The amendment means Avalon will become the state's second international airport. It also enables airport operator Linfox to build a new terminal of up to 10,000 square metres and up to a cost of $15 million without the need for further planning approval.
Avalon's chief executive Justin Giddings said the announcement opened the way for it to strike a deal with international airlines and was critical to the airport's growth. He said overseas flights could be operating from as early as next year.
''The next step in the process is for Avalon to secure an international airline, and we can now make that approach in full confidence,'' he said.
Mr Giddings said the airport had been in talks with several airlines. ''Up until now, they [the airlines] have really been waiting for our Commonwealth consent, and now that we've effectively got that, it should change the tone of our discussions. I imagine that if we can do a deal tomorrow we could be flying in six months. But really, it's a matter of the airlines. It could take a year or two.''
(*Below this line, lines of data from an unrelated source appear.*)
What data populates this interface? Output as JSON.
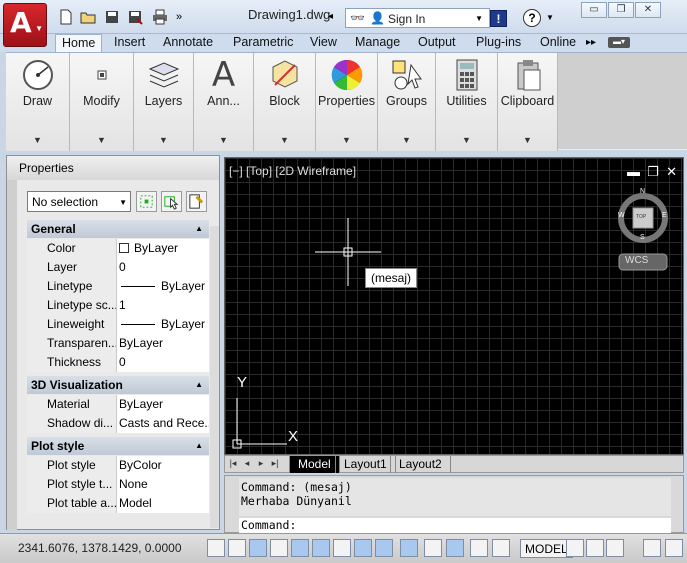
{
  "titlebar": {
    "document_title": "Drawing1.dwg",
    "search_placeholder": "Sign In",
    "exchange_label": "!",
    "help_label": "?"
  },
  "ribbon": {
    "tabs": [
      "Home",
      "Insert",
      "Annotate",
      "Parametric",
      "View",
      "Manage",
      "Output",
      "Plug-ins",
      "Online"
    ],
    "active_tab": "Home",
    "panels": [
      {
        "label": "Draw",
        "icon": "circle-icon"
      },
      {
        "label": "Modify",
        "icon": "modify-icon"
      },
      {
        "label": "Layers",
        "icon": "layers-icon"
      },
      {
        "label": "Ann...",
        "icon": "text-icon"
      },
      {
        "label": "Block",
        "icon": "block-icon"
      },
      {
        "label": "Properties",
        "icon": "color-wheel-icon"
      },
      {
        "label": "Groups",
        "icon": "groups-icon"
      },
      {
        "label": "Utilities",
        "icon": "calculator-icon"
      },
      {
        "label": "Clipboard",
        "icon": "clipboard-icon"
      }
    ]
  },
  "properties": {
    "title": "Properties",
    "selection": "No selection",
    "sections": {
      "general": {
        "title": "General",
        "rows": [
          {
            "key": "Color",
            "value": "ByLayer"
          },
          {
            "key": "Layer",
            "value": "0"
          },
          {
            "key": "Linetype",
            "value": "ByLayer"
          },
          {
            "key": "Linetype sc...",
            "value": "1"
          },
          {
            "key": "Lineweight",
            "value": "ByLayer"
          },
          {
            "key": "Transparen...",
            "value": "ByLayer"
          },
          {
            "key": "Thickness",
            "value": "0"
          }
        ]
      },
      "visualization": {
        "title": "3D Visualization",
        "rows": [
          {
            "key": "Material",
            "value": "ByLayer"
          },
          {
            "key": "Shadow di...",
            "value": "Casts and Rece..."
          }
        ]
      },
      "plot": {
        "title": "Plot style",
        "rows": [
          {
            "key": "Plot style",
            "value": "ByColor"
          },
          {
            "key": "Plot style t...",
            "value": "None"
          },
          {
            "key": "Plot table a...",
            "value": "Model"
          }
        ]
      }
    }
  },
  "viewport": {
    "label": "[−] [Top] [2D Wireframe]",
    "tooltip": "(mesaj)",
    "viewcube": {
      "top": "TOP",
      "n": "N",
      "s": "S",
      "e": "E",
      "w": "W",
      "wcs": "WCS"
    },
    "ucs": {
      "x": "X",
      "y": "Y"
    }
  },
  "layout_tabs": [
    "Model",
    "Layout1",
    "Layout2"
  ],
  "command": {
    "history": [
      "Command: (mesaj)",
      "Merhaba Dünyanil"
    ],
    "prompt": "Command:"
  },
  "status": {
    "coords": "2341.6076, 1378.1429, 0.0000",
    "model_label": "MODEL"
  }
}
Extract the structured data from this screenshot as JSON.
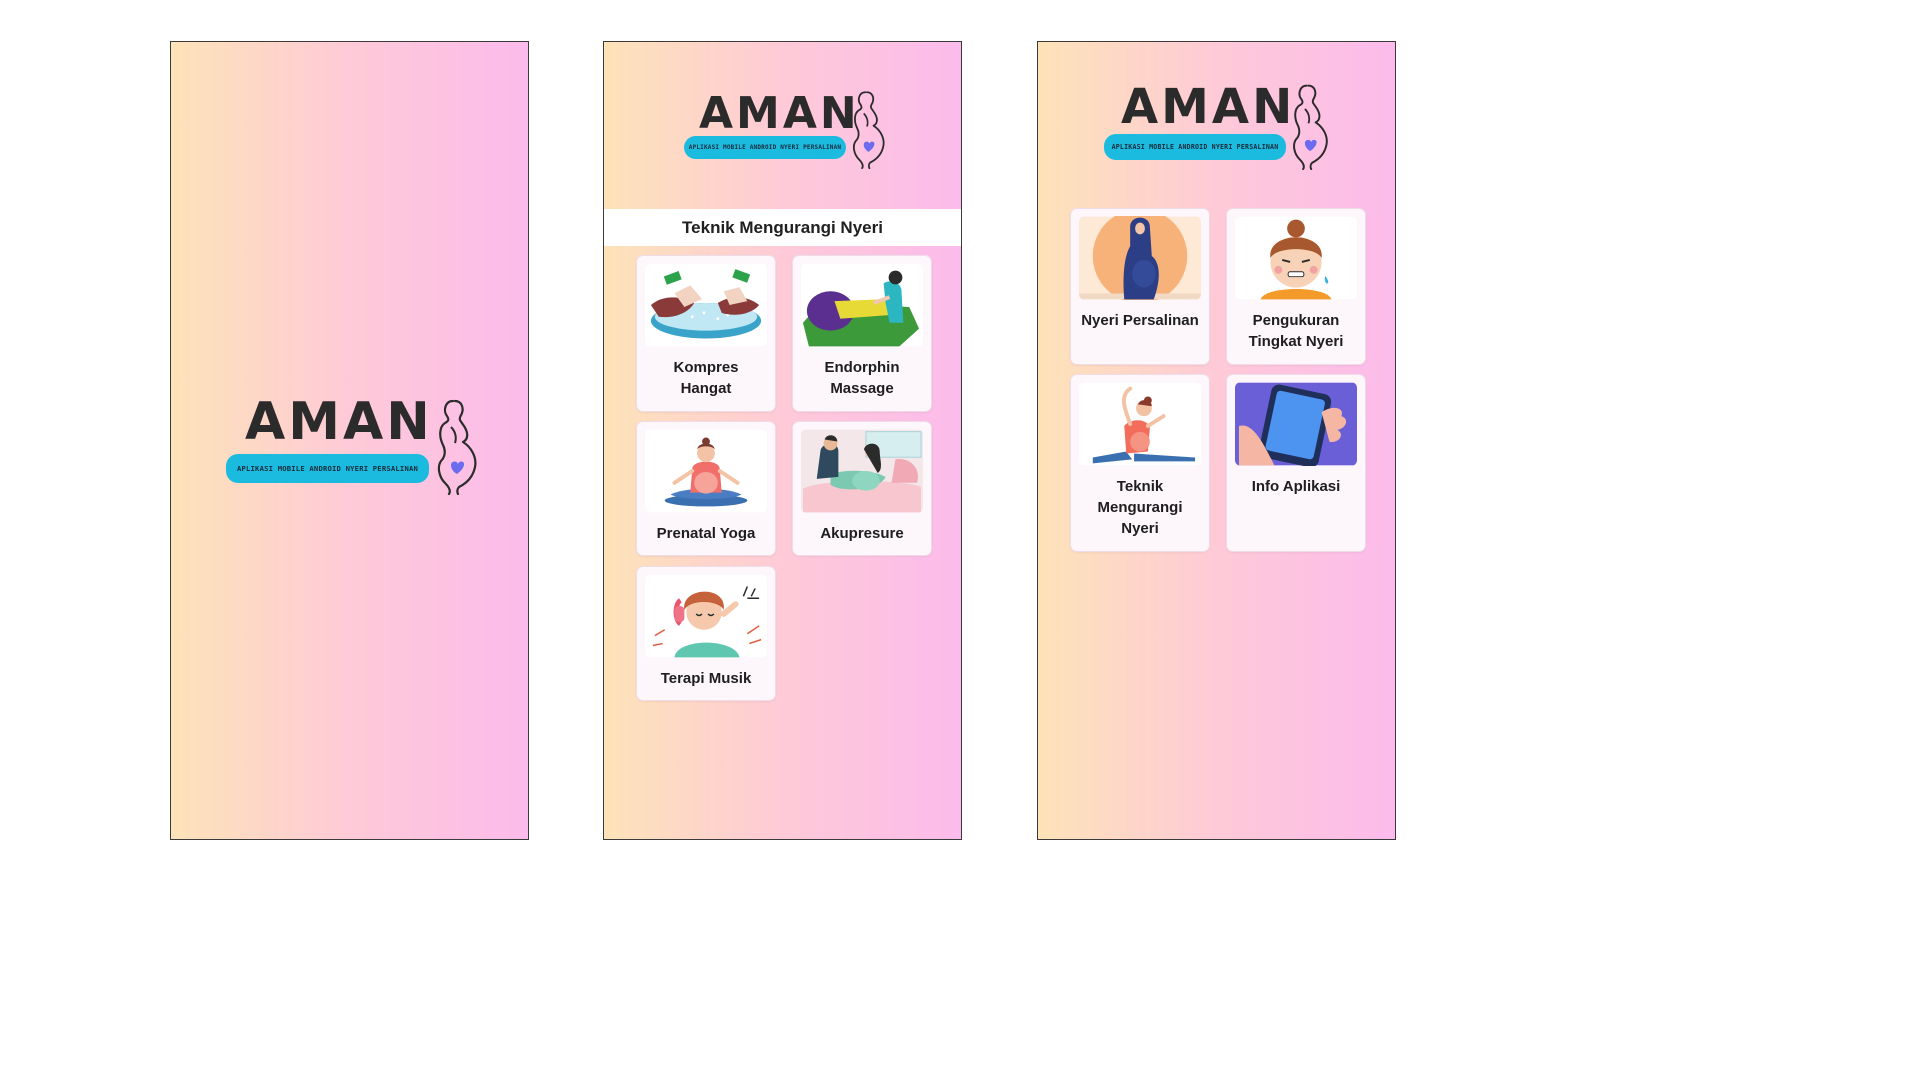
{
  "logo": {
    "title": "AMAN",
    "subtitle": "APLIKASI MOBILE ANDROID NYERI PERSALINAN",
    "pill_color": "#1bbbe0",
    "heart_color": "#6b6bf0"
  },
  "background_gradient": [
    "#fde3b8",
    "#fecad7",
    "#fcbbec"
  ],
  "screen2": {
    "header": "Teknik Mengurangi Nyeri",
    "cards": [
      {
        "label_line1": "Kompres",
        "label_line2": "Hangat",
        "icon": "warm-compress-illustration"
      },
      {
        "label_line1": "Endorphin",
        "label_line2": "Massage",
        "icon": "massage-illustration"
      },
      {
        "label_line1": "Prenatal Yoga",
        "icon": "prenatal-yoga-illustration"
      },
      {
        "label_line1": "Akupresure",
        "icon": "acupressure-illustration"
      },
      {
        "label_line1": "Terapi Musik",
        "icon": "music-therapy-illustration"
      }
    ]
  },
  "screen3": {
    "cards": [
      {
        "label_line1": "Nyeri Persalinan",
        "icon": "pregnant-woman-illustration"
      },
      {
        "label_line1": "Pengukuran",
        "label_line2": "Tingkat Nyeri",
        "icon": "pain-face-illustration"
      },
      {
        "label_line1": "Teknik",
        "label_line2": "Mengurangi",
        "label_line3": "Nyeri",
        "icon": "stretching-illustration"
      },
      {
        "label_line1": "Info Aplikasi",
        "icon": "phone-in-hand-illustration"
      }
    ]
  }
}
The Baillieu government welcomed the move and called on the federal government to provide funding for its planned rail link to the airport, which is 55 kilometres from central Melbourne and 20 kilometres from Geelong.
In 2010, Ted Baillieu made an election promise to build a $250 million rail link to Avalon Airport in his first term as Premier. The Coalition has since committed $50 million to the project and says the rest will have to come from the federal government and airport owner Lindsay Fox.
The government has also committed $3 million to develop a fuel line to pipe aviation fuel from Shell Geelong directly to the airport.
Yesterday, Aviation Minister, Gordon Rich-Phillips said: ''We're happy the Commonwealth has finally agreed to make Avalon an international airport and we hope that it is a sign of its commitment to funding the infrastructure required to assist with the airport's growth. The Coalition government is pushing ahead with the planning necessary to proceed with the project [the rail link] should Commonwealth funding become available.''
In July, The Age reported federal advisory agency Infrastructure Australia had rejected Victoria's request to finance a study into the rail link. At the time, Infrastructure Australia board member Professor Peter Newman said of the project: ''It doesn't seem to have a strategic value at all … To link that airport before you've done the major airport, come on, what's the point of that? Avalon is an example of politics overriding rational economic decision-making.''
Avalon currently operates just 25 weekly Jetstar services, following the loss of Tiger Airways last year and Sharp Airlines, which ceased operating flights from the airport to Portland, earlier this year. An average of 1500 passengers pass through the airport each day compared with almost 30 million passengers a year at Tullamarine.
Mr Giddings said yesterday's announcement further justified the need for a rail service but said he had put forward cheaper alternatives to a heavy rail link. ''I think this announcement just justifies it [a rail link] a little bit more … My preference would be to see a new station between Lara and Little River, and then a light rail would be able to feed from that station to Avalon.''
He said a light rail would would reduce the cost of the project by ''hundreds of millions of dollars''.
Qantas said yesterday it and Jetstar had no immediate plans to operate international flights from Avalon.